About this task -
Keep the pictures out. Write out every line of the listing exactly.

Data provided -
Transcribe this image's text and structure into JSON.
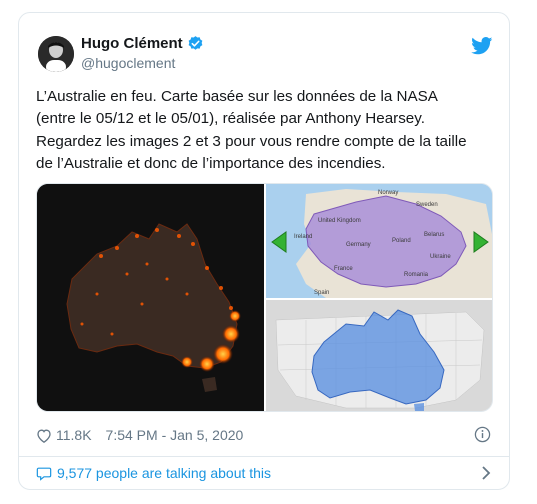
{
  "tweet": {
    "author_name": "Hugo Clément",
    "author_handle": "@hugoclement",
    "text": "L’Australie en feu. Carte basée sur les données de la NASA\n(entre le 05/12 et le 05/01), réalisée par Anthony Hearsey.\nRegardez les images 2 et 3 pour vous rendre compte de la taille\nde l’Australie et donc de l’importance des incendies.",
    "likes": "11.8K",
    "timestamp": "7:54 PM - Jan 5, 2020",
    "talking": "9,577 people are talking about this"
  },
  "media": {
    "europe_map_labels": [
      "Norway",
      "Sweden",
      "United Kingdom",
      "Ireland",
      "Germany",
      "Poland",
      "Belarus",
      "France",
      "Ukraine",
      "Romania",
      "Spain"
    ]
  },
  "colors": {
    "link_blue": "#1da1f2",
    "secondary_text": "#657786",
    "australia_overlay_purple": "#a58ad8",
    "australia_overlay_blue": "#5a8fe0"
  },
  "icons": {
    "verified": "verified-badge-icon",
    "bird": "twitter-bird-icon",
    "heart": "heart-icon",
    "info": "info-icon",
    "bubble": "speech-bubble-icon",
    "chevron": "chevron-right-icon"
  }
}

Answer -
Transcribe this image's text and structure into JSON.
{
  "tweet": {
    "author_name": "Hugo Clément",
    "author_handle": "@hugoclement",
    "text": "L’Australie en feu. Carte basée sur les données de la NASA\n(entre le 05/12 et le 05/01), réalisée par Anthony Hearsey.\nRegardez les images 2 et 3 pour vous rendre compte de la taille\nde l’Australie et donc de l’importance des incendies.",
    "likes": "11.8K",
    "timestamp": "7:54 PM - Jan 5, 2020",
    "talking": "9,577 people are talking about this"
  },
  "media": {
    "europe_map_labels": [
      "Norway",
      "Sweden",
      "United Kingdom",
      "Ireland",
      "Germany",
      "Poland",
      "Belarus",
      "France",
      "Ukraine",
      "Romania",
      "Spain"
    ]
  },
  "colors": {
    "link_blue": "#1da1f2",
    "secondary_text": "#657786",
    "australia_overlay_purple": "#a58ad8",
    "australia_overlay_blue": "#5a8fe0"
  },
  "icons": {
    "verified": "verified-badge-icon",
    "bird": "twitter-bird-icon",
    "heart": "heart-icon",
    "info": "info-icon",
    "bubble": "speech-bubble-icon",
    "chevron": "chevron-right-icon"
  }
}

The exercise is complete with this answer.